Anecdotal reports are suggesting that younger children are becoming confused and distressed with this aspect of the school curriculum (an ACE in itself?). And these 'lessons' are conducted without informed consent or consultation with parents. There have been reports of parents asking teachers if any data is being taken or recorded from these lessons. They have been told that no data is being taken or recorded, yet posters designed by children, guided by teachers, adorn the walls of schools (worryingly non-anonymised) describing the emotional states, worries, trials and traumas of children and their parents. It seems that the General Data Protection Regulations (GDPR) mean little in this ACE inspired world.
This is an instance of the school being turned into a 'mental health' centre. These curricular developments are wholly inappropriate; the school is not a place where you meddle with the 'mental health' of a child, or extract information from them on issues pertaining to 'mental health' and well-being. There are specialist services and professionals to work with children if they need help. They are called Child and Adolescent Mental Health Services (CAMHS). But CAMHS and NHS psychological services are overstretched and some are at breaking point. What exactly do ACE advocates want to do once they have identified all the ACE 'victims'? Where will ACE advocates send children and what treatments will they receive when at present there are limited resources on offer?
The ACE movement need to address the issue of consent and GDPR, as do the Scottish Government who equally seems to be in a love in with the ideology of ACEs. This is ironic as the Scottish Government are very keen on promoting consent; only in certain contexts it seems (i.e., sexual relationships). An even more sinister link to the ACE movement has been discussed by American blogger Alison McDowell. She writes:
ACEs are getting tremendous media exposure of late. While I believe this to be a crucial public health concern, my fear is that ACE prevention and mitigation interventions will become vehicles for 'innovative' finance and will expand profiling of vulnerable populations.
McDowell's article describes, in harrowing detail how the targeting of populations for financial purposes and data collection, are carried out by commercial enterprises supported by governments. This is not carried out with the aim of addressing the structural inequalities that give rise to poverty and misery in society (eg, variables which exist outside the family home and control of families and impede people to lead happy lives), but rather to find, harness, and control a population 'identified' as victims and to herd them into perpetual victimhood, allowing the state to be able to intervene into the lives of families and children.

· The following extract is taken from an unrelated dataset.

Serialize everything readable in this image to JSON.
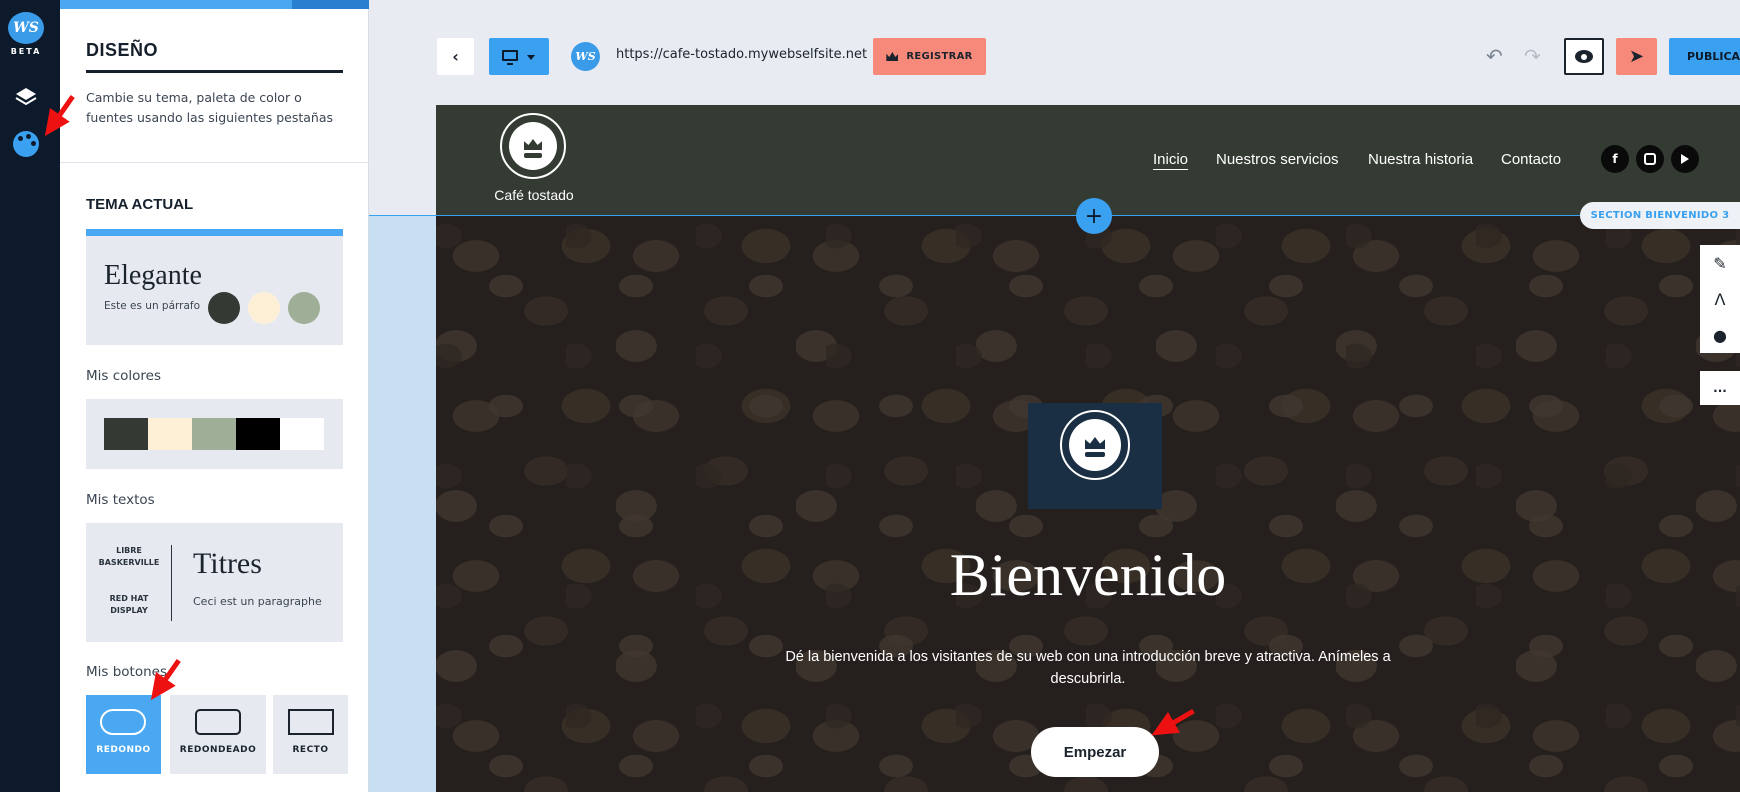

If the ACE movement does not address the consent issue and the more sinister links to the ACEs/resilience/well-being movement and its ambition of data collection, more and more people and parents will start to question what exactly is being developed supposedly to 'treat' their children. No amount of hype or celebrity endorsement can hide the fact forever that the ACE emperor has no clothes. The bottom line is: children and their parents have the right to consent or not when it comes to ACE ideology. Let me be clear: if the need for consent is overridden by the state, we are entering into totalitarianism.
Dr Bruce Scott is a psychologist, psychoanalyst and parent